Professor Ajisegiri disclosed this while speaking on his research contributions to the society, decried the existing gap between industries and the ivory towers and blamed the negative trend on the attitude of stakeholders to research in the country, saying, “I have worked as a research Professor for two years in Germany. I know what it means when you are a research Professor in a place. You also have your place in the industry; it is the problem in the industry that comes to the university to be solved. When it is solved, it is taken back into the industry”. In Germany, Professor Ajisegiri had worked on determining the optimum temperature, moisture and air velocity for maximum shelf-life. He also recorded research feat in 24 other food items including constituted fruits and vegetable salads.
   
“Let me tell you, it is unfortunate that people do not do meaningful research. They don’t do problem-focused, problem-related research and that is what is supposed to be the essence of research, to solve existing problems, and not just a mere academic exercise towards publications for promotion. There is no handshake between the industries, entrepreneurs and researchers”, he noted. Professor Ajisegiri, who is also a former South-West Coordinator, Academic Staff Union of Universities (ASUU), said the way forward is that research should be given its pride of place.“”This is a knowledge-driven society, without the creation of knowledge, you cannot make it and it is through research that you can create knowledge and good attention should be given to it”, he added.
   
Professor Ajisegiri, who had been a Professor of Food Engineering before he joined the University, recalled that it was the former President of the United States of America, John Kennedy that once said that, the level of development of any nation cannot be higher than the level of development of their education, as he opined that in other climes such as Europe, Asia and Latin America, there was positive correlation between the number of researchers and their levels of development, calling for attitudinal change to move the country forward.
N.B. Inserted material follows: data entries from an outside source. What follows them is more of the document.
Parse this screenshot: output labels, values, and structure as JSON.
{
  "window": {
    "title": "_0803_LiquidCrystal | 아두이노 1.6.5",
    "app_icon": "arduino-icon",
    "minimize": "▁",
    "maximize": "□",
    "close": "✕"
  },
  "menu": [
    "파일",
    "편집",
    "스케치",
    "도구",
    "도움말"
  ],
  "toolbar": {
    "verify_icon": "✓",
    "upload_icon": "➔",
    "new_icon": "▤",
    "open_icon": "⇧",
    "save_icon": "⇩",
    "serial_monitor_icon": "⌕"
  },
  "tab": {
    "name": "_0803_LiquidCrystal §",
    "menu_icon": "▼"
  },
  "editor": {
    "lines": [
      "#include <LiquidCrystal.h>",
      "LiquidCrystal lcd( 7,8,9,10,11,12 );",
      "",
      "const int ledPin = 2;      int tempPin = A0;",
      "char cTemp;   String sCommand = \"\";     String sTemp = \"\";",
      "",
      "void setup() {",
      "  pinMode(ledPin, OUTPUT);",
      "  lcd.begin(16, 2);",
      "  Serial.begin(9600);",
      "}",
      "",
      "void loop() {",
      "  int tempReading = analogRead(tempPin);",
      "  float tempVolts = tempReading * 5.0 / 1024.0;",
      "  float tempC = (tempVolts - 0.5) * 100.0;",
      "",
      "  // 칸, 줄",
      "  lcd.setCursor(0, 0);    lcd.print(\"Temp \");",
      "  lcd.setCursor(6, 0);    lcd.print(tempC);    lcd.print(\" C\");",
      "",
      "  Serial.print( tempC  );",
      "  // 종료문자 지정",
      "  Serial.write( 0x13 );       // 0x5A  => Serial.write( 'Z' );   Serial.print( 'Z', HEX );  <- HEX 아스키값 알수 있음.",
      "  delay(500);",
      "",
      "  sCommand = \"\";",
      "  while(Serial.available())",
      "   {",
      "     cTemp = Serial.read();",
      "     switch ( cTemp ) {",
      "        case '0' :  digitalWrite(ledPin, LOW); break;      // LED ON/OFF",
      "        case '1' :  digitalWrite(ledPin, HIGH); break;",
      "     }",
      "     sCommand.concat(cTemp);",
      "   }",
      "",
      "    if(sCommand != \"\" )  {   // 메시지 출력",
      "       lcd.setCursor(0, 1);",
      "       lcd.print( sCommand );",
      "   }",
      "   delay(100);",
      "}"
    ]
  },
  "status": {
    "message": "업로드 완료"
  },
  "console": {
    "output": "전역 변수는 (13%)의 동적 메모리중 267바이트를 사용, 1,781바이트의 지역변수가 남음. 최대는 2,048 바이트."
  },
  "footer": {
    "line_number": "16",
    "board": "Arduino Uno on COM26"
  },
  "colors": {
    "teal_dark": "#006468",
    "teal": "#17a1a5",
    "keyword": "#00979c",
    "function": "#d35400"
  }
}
He further advised the government to fund research adequately, adding that if only one out of 100 research outputs was successful and could solve problems, it was capable of paying-off for the other 99 that did not succeed.
   
The former Dean of COLENG, whose area of specialisation is food stability and sustainability, said “everything a man does is dictated by the level of moisture (water) that is found inside of him. The way you think, the way you grow, the way you run or die. Everything is based by the level of water inside of you. People don’t know that the most amasing element in life is moisture because it dictates our behaviour, when you give birth, grow, die integrate or disintegrate and that sustainability was the essence of life. By ensuring reduction in food wastages and promoting food security, life and sustainability is promoted. Sustainability is central to food security and by extension, life security. Without food security, there cannot be development”, he stated.
   
Some of the research breakthroughs of Professor Ajisegiri include processing of food, energy conservation and extraction of essential oil, saying he had worked on the extraction of essential oil, noting that people should be made to know that a litre of ginger oil can cost up to US$400.
   
Other areas that he has recorded landmark results include mechanised planting of cassava using a metering device; tractor-to-power borehole drilling, using solar energy to power hatchery for chicks; and the combination of the traditional and modern methods to feed chickens through their cages. Others include milk pasteuriser, meat processing, maize, sorghum and millet stability, rice destoner, continuous oil press, brewery waste, cassava peeler, chipping and harvesting, fish kilns solar dryers. Professor Ajisegiri has also been active in the area of climate change and sustainability. Presently, he is the ACU/AAS Coordinator of CIRCLE (Climate Impact Research Capacity Leadership Enhancement), a programme, through which three post-doctoral fellowships have been awarded to academic staff of the University, saying the next area of research focus was on energy. “Many people don’t see that it is only about 25 to 30 per cent of the petrol or diesel that we burn in our vehicles that go into energy. I have something that can convert the exhaust gas into electrical energy. If even two percent can be saved, the two percent multiplied by the number of internal combustion engine that we have in the whole-wide-world, it runs into trillions of dollars every year, Professor Ajisegiri added.